An analysis by BuzzFeed News shows that the 50 most viral fake stories of 2017 had more engagement than 2016's top 50 list — despite Facebook's partnership with fact-checkers. Disconcertingly, corresponding fact checks had only 0.5 percent of the Facebook engagement generated by hoaxes. But, some good news, maybe: This study found that falsified stories constitute a relatively small portion of news consumers' media diet, which still consists mostly of hard news.

"Journalism is not a perfect exercise. It’s a human endeavor, so we will make mistakes. But if you’re not willing to be honest about it and transparent about it, then I think the people who are trying to brand real journalism as fake news are given a leg up, because they can say, see, they made this mistake and they won’t say anything about it." — Craig Silverman of BuzzFeed News on PBS Newshour.

Fact-checking highlights of the year
The IFCN recognized the 10 most noteworthy people and stories in fact-checking of the past year. Journalists from organizations including Africa Check, PolitiFact, La Silla Vacía and First Draft rounded out the list. And in case you missed it, here's what to expect from fact-checking in 2018.

Gaming Google's ad structure
Climate change deniers are taking advantage of Google's advertising business to surface false or misleading claims high up in search results, The New York Times reported. And since users' ads are tailored based on their search history, only some groups of people will see them.

Live fact-checking for the State of the Union?
That's the goal of the Duke Reporters' Lab Tech & Check Cooperative, which Nieman Lab reported is working on an automated fact-checking app.

News literacy and the law
During the 2018 legislative season, state lawmakers around the U.S. are proposing bills mandating courses that would help students learn how to do their own online fact-checking and choose reliable news sources.

The most 'sickening' lies of 2017
Fact-less stories about the four U.S. troops killed in Niger in October topped Vice's list of "The 10 most toxic pieces of fake news in 2017." Other nominees included stories about Melania Trump's "body double" and global warming. Here's the full list.

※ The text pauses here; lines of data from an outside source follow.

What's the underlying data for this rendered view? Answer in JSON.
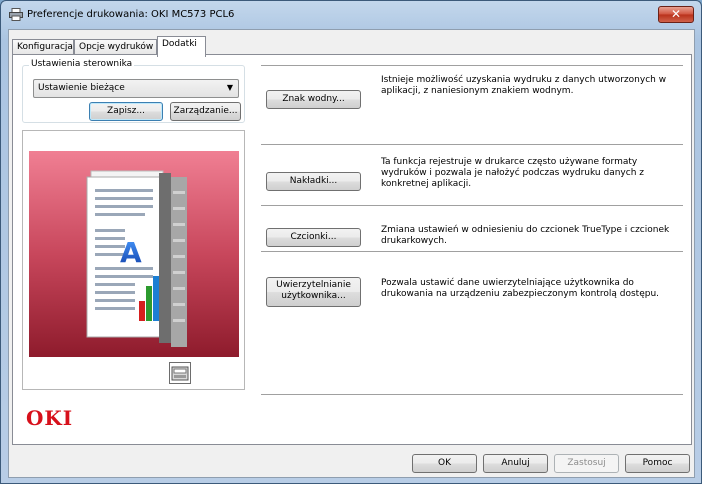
{
  "window": {
    "title": "Preferencje drukowania: OKI MC573 PCL6",
    "close_label": "✕"
  },
  "tabs": [
    {
      "label": "Konfiguracja"
    },
    {
      "label": "Opcje wydruków"
    },
    {
      "label": "Dodatki"
    }
  ],
  "driver_settings": {
    "group_label": "Ustawienia sterownika",
    "selected": "Ustawienie bieżące",
    "save_label": "Zapisz...",
    "manage_label": "Zarządzanie..."
  },
  "features": [
    {
      "button": "Znak wodny...",
      "description": "Istnieje możliwość uzyskania wydruku z danych utworzonych w aplikacji, z naniesionym znakiem wodnym."
    },
    {
      "button": "Nakładki...",
      "description": "Ta funkcja rejestruje w drukarce często używane formaty wydruków i pozwala je nałożyć podczas wydruku danych z konkretnej aplikacji."
    },
    {
      "button": "Czcionki...",
      "description": "Zmiana ustawień w odniesieniu do czcionek TrueType i czcionek drukarkowych."
    },
    {
      "button_line1": "Uwierzytelnianie",
      "button_line2": "użytkownika...",
      "description": "Pozwala ustawić dane uwierzytelniające użytkownika do drukowania na urządzeniu zabezpieczonym kontrolą dostępu."
    }
  ],
  "preview": {
    "letter": "A"
  },
  "brand": {
    "logo_text": "OKI",
    "logo_color": "#d7101b"
  },
  "footer": {
    "ok_label": "OK",
    "cancel_label": "Anuluj",
    "apply_label": "Zastosuj",
    "help_label": "Pomoc"
  }
}
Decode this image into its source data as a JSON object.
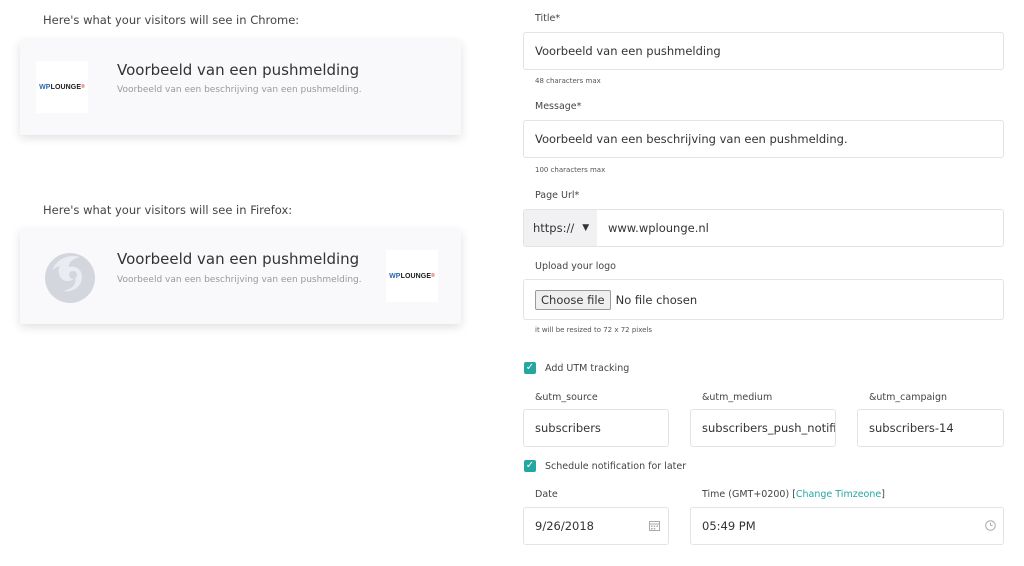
{
  "preview": {
    "chrome_caption": "Here's what your visitors will see in Chrome:",
    "firefox_caption": "Here's what your visitors will see in Firefox:",
    "notification_title": "Voorbeeld van een pushmelding",
    "notification_description": "Voorbeeld van een beschrijving van een pushmelding.",
    "logo_wp": "WP",
    "logo_rest": "LOUNGE",
    "logo_mark": "®"
  },
  "form": {
    "title_label": "Title*",
    "title_value": "Voorbeeld van een pushmelding",
    "title_hint": "48 characters max",
    "message_label": "Message*",
    "message_value": "Voorbeeld van een beschrijving van een pushmelding.",
    "message_hint": "100 characters max",
    "url_label": "Page Url*",
    "protocol": "https://",
    "url_value": "www.wplounge.nl",
    "logo_label": "Upload your logo",
    "choose_file": "Choose file",
    "no_file": "No file chosen",
    "logo_hint": "it will be resized to 72 x 72 pixels",
    "utm_checkbox": "Add UTM tracking",
    "utm_source_label": "&utm_source",
    "utm_medium_label": "&utm_medium",
    "utm_campaign_label": "&utm_campaign",
    "utm_source_value": "subscribers",
    "utm_medium_value": "subscribers_push_notifi",
    "utm_campaign_value": "subscribers-14",
    "schedule_checkbox": "Schedule notification for later",
    "date_label": "Date",
    "time_label_prefix": "Time (GMT+0200) [",
    "time_label_link": "Change Timzeone",
    "time_label_suffix": "]",
    "date_value": "9/26/2018",
    "time_value": "05:49 PM"
  },
  "colors": {
    "accent": "#25a7a1",
    "card_bg": "#f9f9fb",
    "border": "#e3e3e3"
  }
}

If 'fake news' is a drug, what's the cure? 
Author and futurist Amy Webb tells Mother Jones there's a "strong case" to be made for the addictive powers of misinformation and propaganda. “When you’re seeing your angers and fears and anxieties being validated externally, you get a shot of dopamine,” she says.

Fact-checking 'The Crown'
While some people binge-watch the popular Netflix series "The Crown," Mike Rosenwald of The Washington Post is binge-checking the historical facts. Read his assessment in the Post's history blog, Retropolis.

Stop us if you've heard this
It's the "end of facts." You should "give up on facts." The "alternative facts" and the facts that "don't change our minds." In a long read that's worth your time, Slate columnist Daniel Engbar tells us not to believe any of those statements and offers some compelling reasons.

Quick fact-checking links
(1) Chequeado got busy in 2017. (2) Spotify is now including fact checks in its advertising. (3) Heads up: The deadline for expressing interest in Global Fact 5 is now Feb. 14. (4) Media Matters for America named Mark Zuckerberg 2017's Misinformer of the Year. (5) Full Fact in the United Kingdom is hiring an editor, fact-checkers and a fundraising manager. (6) Heed these lessons in Kenyan fact-checking. (7) The Toronto Star analyzes its year of fact-checking all of Trump’s statements, a feat performed by reporter Daniel Dale. 8) Here's why fact-checkers should consider using GIFs to distribute fact checks. (9) Meet the behind-the-scenes fact-checkers at The New York Times. (10) Yale holds a hackathon on misinfo. (11) Stay tuned for the Pope's message on fake news. (12) Here's the BBC's video tutorial on spotting hoaxes.

via   Alexios